And so for us, though we have not asked for it, God has given us sure signs, SIGNS OF PROMISE, which tell us he will forgive us in Christ. He has given to us sacraments that we can look to in times of doubt about forgiveness, in times of struggle with our faith. God’s SIGNS OF PROMISE to us are baptism and the Eucharist. Through these God’s forgiveness is declared on account of the work of Christ. They are objective, outside of us, not dependent upon us for what they declare. Whether we believe them or not, baptism and the Eucharist tell us about God’s forgiveness in Christ. We can trust that what they say to us is true for they are dependent upon what God has revealed to us in Christ. In baptism God claims us by putting His name on us and in the Lord’s Supper God gives us Christ to feed on. They tell us that Christ is for us, that there is forgiveness in Him alone and that we can trust in Him for that forgiveness. We need to take seriously what God is telling us and doing to us through these SIGNS OF PROMISE, lest we attempt to find our assurance inside of ourselves and base it on something subjective.

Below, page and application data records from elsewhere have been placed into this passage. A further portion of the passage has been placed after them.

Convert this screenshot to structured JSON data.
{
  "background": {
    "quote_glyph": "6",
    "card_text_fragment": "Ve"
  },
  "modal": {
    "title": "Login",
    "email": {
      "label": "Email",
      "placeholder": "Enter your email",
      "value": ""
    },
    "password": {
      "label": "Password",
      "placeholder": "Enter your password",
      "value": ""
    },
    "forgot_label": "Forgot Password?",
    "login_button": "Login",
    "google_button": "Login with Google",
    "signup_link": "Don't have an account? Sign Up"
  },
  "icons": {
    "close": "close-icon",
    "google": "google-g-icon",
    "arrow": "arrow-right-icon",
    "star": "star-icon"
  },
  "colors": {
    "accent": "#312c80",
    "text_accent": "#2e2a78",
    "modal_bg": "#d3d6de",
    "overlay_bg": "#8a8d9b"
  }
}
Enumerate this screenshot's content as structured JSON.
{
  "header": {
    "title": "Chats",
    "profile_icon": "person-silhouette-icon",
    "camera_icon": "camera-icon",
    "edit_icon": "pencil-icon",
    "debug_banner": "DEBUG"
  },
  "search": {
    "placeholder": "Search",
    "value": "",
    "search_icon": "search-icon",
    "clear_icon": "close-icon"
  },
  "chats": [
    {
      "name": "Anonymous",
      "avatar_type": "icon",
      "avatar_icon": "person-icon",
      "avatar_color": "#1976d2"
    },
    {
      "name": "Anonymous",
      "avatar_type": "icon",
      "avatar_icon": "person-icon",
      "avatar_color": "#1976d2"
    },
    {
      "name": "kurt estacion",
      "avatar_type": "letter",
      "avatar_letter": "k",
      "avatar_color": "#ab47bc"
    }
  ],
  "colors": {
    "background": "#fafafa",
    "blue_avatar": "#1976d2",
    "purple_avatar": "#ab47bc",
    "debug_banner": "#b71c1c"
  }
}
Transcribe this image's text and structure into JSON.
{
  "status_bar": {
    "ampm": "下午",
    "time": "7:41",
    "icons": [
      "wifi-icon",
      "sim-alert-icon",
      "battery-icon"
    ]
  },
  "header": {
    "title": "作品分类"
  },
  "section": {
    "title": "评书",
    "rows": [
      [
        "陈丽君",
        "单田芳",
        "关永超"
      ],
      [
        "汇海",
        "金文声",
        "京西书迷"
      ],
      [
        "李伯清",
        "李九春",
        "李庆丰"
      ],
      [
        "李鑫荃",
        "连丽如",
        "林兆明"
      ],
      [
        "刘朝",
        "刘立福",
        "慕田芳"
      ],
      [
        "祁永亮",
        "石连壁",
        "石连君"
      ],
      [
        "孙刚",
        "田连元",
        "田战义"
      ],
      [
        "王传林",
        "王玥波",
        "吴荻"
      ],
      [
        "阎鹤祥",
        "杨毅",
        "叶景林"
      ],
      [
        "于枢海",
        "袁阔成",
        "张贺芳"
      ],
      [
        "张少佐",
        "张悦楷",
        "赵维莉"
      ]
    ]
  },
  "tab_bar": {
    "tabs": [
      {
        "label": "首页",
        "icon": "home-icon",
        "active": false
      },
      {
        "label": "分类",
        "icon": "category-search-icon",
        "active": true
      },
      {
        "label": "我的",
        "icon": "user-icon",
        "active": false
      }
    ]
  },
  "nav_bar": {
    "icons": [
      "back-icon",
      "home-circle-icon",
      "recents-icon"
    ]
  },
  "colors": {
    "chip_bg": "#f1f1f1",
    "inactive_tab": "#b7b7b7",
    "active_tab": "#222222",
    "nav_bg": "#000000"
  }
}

God is faithful. We see that faithfulness displayed through His words and signs. He has given them to us that we might find comfort and assurance. He has given them that we might trust in Christ’s forgiveness more and more; to trust in the forgiveness that we need every moment of our lives. Hezekiah learned of God’s faithfulness through God’s WORD OF DEATH, WORD OF PROMISE, and SIGN OF PROMISE. We, likewise, should take heed. We should hear that word that declares us to be dead so that we might have ears to hear and eyes to see the WORDS AND SIGNS OF PROMISE that God gives to us. The WORD OF DEATH is not the final word. It is but the first word that must be received so that the WORD OF PROMISE and SIGN OF PROMISE might actually give to us the assurance that we desperately need. Rejoice, for we are forgiven in Christ. Trust Him and trust His WORD AND SIGNS OF PROMISE.
In the name of the Father, and of the Son, and of the Holy Spirit. Amen.